* [Task details] Set down a faithful copy of every record, and skip the pictures in it.

Recorded data:

::::

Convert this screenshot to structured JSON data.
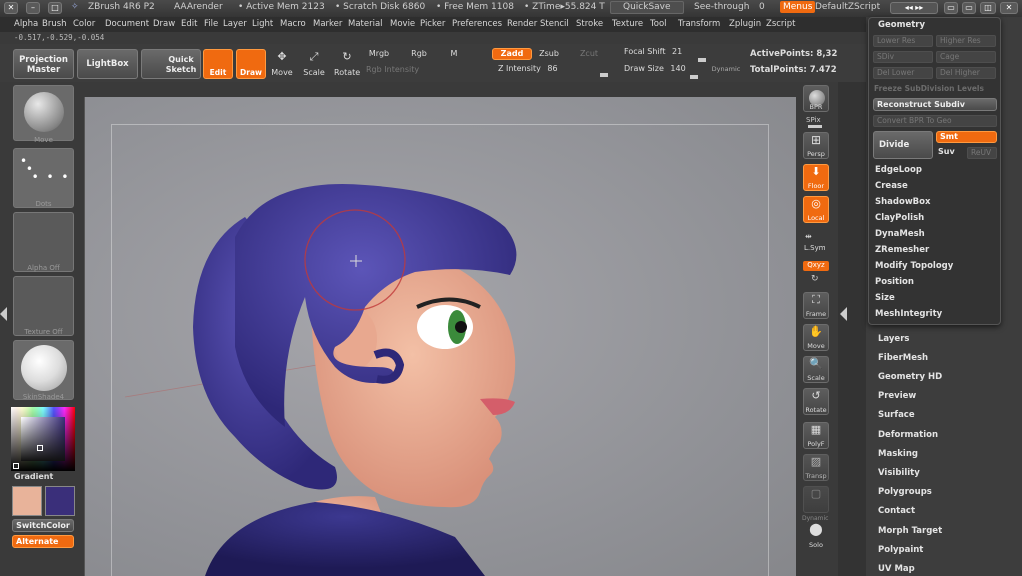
{
  "titlebar": {
    "app": "ZBrush 4R6 P2",
    "doc": "AAArender",
    "active_mem": "• Active Mem 2123",
    "scratch_disk": "• Scratch Disk 6860",
    "free_mem": "• Free Mem 1108",
    "ztime": "• ZTime▸55.824 T",
    "quicksave": "QuickSave",
    "see_through": "See-through",
    "see_through_value": "0",
    "menus": "Menus",
    "zscript": "DefaultZScript"
  },
  "menubar": [
    "Alpha",
    "Brush",
    "Color",
    "Document",
    "Draw",
    "Edit",
    "File",
    "Layer",
    "Light",
    "Macro",
    "Marker",
    "Material",
    "Movie",
    "Picker",
    "Preferences",
    "Render",
    "Stencil",
    "Stroke",
    "Texture",
    "Tool",
    "Transform",
    "Zplugin",
    "Zscript"
  ],
  "coords": "-0.517,-0.529,-0.054",
  "toolbar": {
    "projection_master": "Projection Master",
    "lightbox": "LightBox",
    "quick_sketch": "Quick Sketch",
    "edit": "Edit",
    "draw": "Draw",
    "move": "Move",
    "scale": "Scale",
    "rotate": "Rotate",
    "mrgb": "Mrgb",
    "rgb": "Rgb",
    "m": "M",
    "rgb_intensity": "Rgb Intensity",
    "zadd": "Zadd",
    "zsub": "Zsub",
    "zcut": "Zcut",
    "z_intensity": "Z Intensity",
    "z_intensity_value": "86",
    "focal_shift": "Focal Shift",
    "focal_shift_value": "21",
    "draw_size": "Draw Size",
    "draw_size_value": "140",
    "dynamic": "Dynamic",
    "active_points": "ActivePoints: 8,32",
    "total_points": "TotalPoints: 7.472"
  },
  "left": {
    "move": "Move",
    "dots": "Dots",
    "alpha_off": "Alpha Off",
    "texture_off": "Texture Off",
    "material": "SkinShade4",
    "gradient": "Gradient",
    "switch_color": "SwitchColor",
    "alternate": "Alternate",
    "main_color": "#e8b39a",
    "secondary_color": "#3a2f7a"
  },
  "shelf": {
    "bpr": "BPR",
    "spix": "SPix",
    "persp": "Persp",
    "floor": "Floor",
    "local": "Local",
    "lsym": "L.Sym",
    "xyz": "Qxyz",
    "frame": "Frame",
    "move": "Move",
    "scale": "Scale",
    "rotate": "Rotate",
    "polyf": "PolyF",
    "transp": "Transp",
    "dynamic": "Dynamic",
    "solo": "Solo"
  },
  "geometry": {
    "title": "Geometry",
    "lower_res": "Lower Res",
    "higher_res": "Higher Res",
    "sdiv": "SDiv",
    "del_lower": "Del Lower",
    "del_higher": "Del Higher",
    "cage": "Cage",
    "freeze": "Freeze SubDivision Levels",
    "reconstruct": "Reconstruct Subdiv",
    "convert_bpr": "Convert BPR To Geo",
    "divide": "Divide",
    "smt": "Smt",
    "suv": "Suv",
    "reuv": "ReUV",
    "items": [
      "EdgeLoop",
      "Crease",
      "ShadowBox",
      "ClayPolish",
      "DynaMesh",
      "ZRemesher",
      "Modify Topology",
      "Position",
      "Size",
      "MeshIntegrity"
    ]
  },
  "subpalettes": [
    "Layers",
    "FiberMesh",
    "Geometry HD",
    "Preview",
    "Surface",
    "Deformation",
    "Masking",
    "Visibility",
    "Polygroups",
    "Contact",
    "Morph Target",
    "Polypaint",
    "UV Map"
  ]
}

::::

* [Answer to the problem]
Convert this screenshot to structured JSON data.
{
  "titlebar": {
    "app": "ZBrush 4R6 P2",
    "doc": "AAArender",
    "active_mem": "• Active Mem 2123",
    "scratch_disk": "• Scratch Disk 6860",
    "free_mem": "• Free Mem 1108",
    "ztime": "• ZTime▸55.824 T",
    "quicksave": "QuickSave",
    "see_through": "See-through",
    "see_through_value": "0",
    "menus": "Menus",
    "zscript": "DefaultZScript"
  },
  "menubar": [
    "Alpha",
    "Brush",
    "Color",
    "Document",
    "Draw",
    "Edit",
    "File",
    "Layer",
    "Light",
    "Macro",
    "Marker",
    "Material",
    "Movie",
    "Picker",
    "Preferences",
    "Render",
    "Stencil",
    "Stroke",
    "Texture",
    "Tool",
    "Transform",
    "Zplugin",
    "Zscript"
  ],
  "coords": "-0.517,-0.529,-0.054",
  "toolbar": {
    "projection_master": "Projection Master",
    "lightbox": "LightBox",
    "quick_sketch": "Quick Sketch",
    "edit": "Edit",
    "draw": "Draw",
    "move": "Move",
    "scale": "Scale",
    "rotate": "Rotate",
    "mrgb": "Mrgb",
    "rgb": "Rgb",
    "m": "M",
    "rgb_intensity": "Rgb Intensity",
    "zadd": "Zadd",
    "zsub": "Zsub",
    "zcut": "Zcut",
    "z_intensity": "Z Intensity",
    "z_intensity_value": "86",
    "focal_shift": "Focal Shift",
    "focal_shift_value": "21",
    "draw_size": "Draw Size",
    "draw_size_value": "140",
    "dynamic": "Dynamic",
    "active_points": "ActivePoints: 8,32",
    "total_points": "TotalPoints: 7.472"
  },
  "left": {
    "move": "Move",
    "dots": "Dots",
    "alpha_off": "Alpha Off",
    "texture_off": "Texture Off",
    "material": "SkinShade4",
    "gradient": "Gradient",
    "switch_color": "SwitchColor",
    "alternate": "Alternate",
    "main_color": "#e8b39a",
    "secondary_color": "#3a2f7a"
  },
  "shelf": {
    "bpr": "BPR",
    "spix": "SPix",
    "persp": "Persp",
    "floor": "Floor",
    "local": "Local",
    "lsym": "L.Sym",
    "xyz": "Qxyz",
    "frame": "Frame",
    "move": "Move",
    "scale": "Scale",
    "rotate": "Rotate",
    "polyf": "PolyF",
    "transp": "Transp",
    "dynamic": "Dynamic",
    "solo": "Solo"
  },
  "geometry": {
    "title": "Geometry",
    "lower_res": "Lower Res",
    "higher_res": "Higher Res",
    "sdiv": "SDiv",
    "del_lower": "Del Lower",
    "del_higher": "Del Higher",
    "cage": "Cage",
    "freeze": "Freeze SubDivision Levels",
    "reconstruct": "Reconstruct Subdiv",
    "convert_bpr": "Convert BPR To Geo",
    "divide": "Divide",
    "smt": "Smt",
    "suv": "Suv",
    "reuv": "ReUV",
    "items": [
      "EdgeLoop",
      "Crease",
      "ShadowBox",
      "ClayPolish",
      "DynaMesh",
      "ZRemesher",
      "Modify Topology",
      "Position",
      "Size",
      "MeshIntegrity"
    ]
  },
  "subpalettes": [
    "Layers",
    "FiberMesh",
    "Geometry HD",
    "Preview",
    "Surface",
    "Deformation",
    "Masking",
    "Visibility",
    "Polygroups",
    "Contact",
    "Morph Target",
    "Polypaint",
    "UV Map"
  ]
}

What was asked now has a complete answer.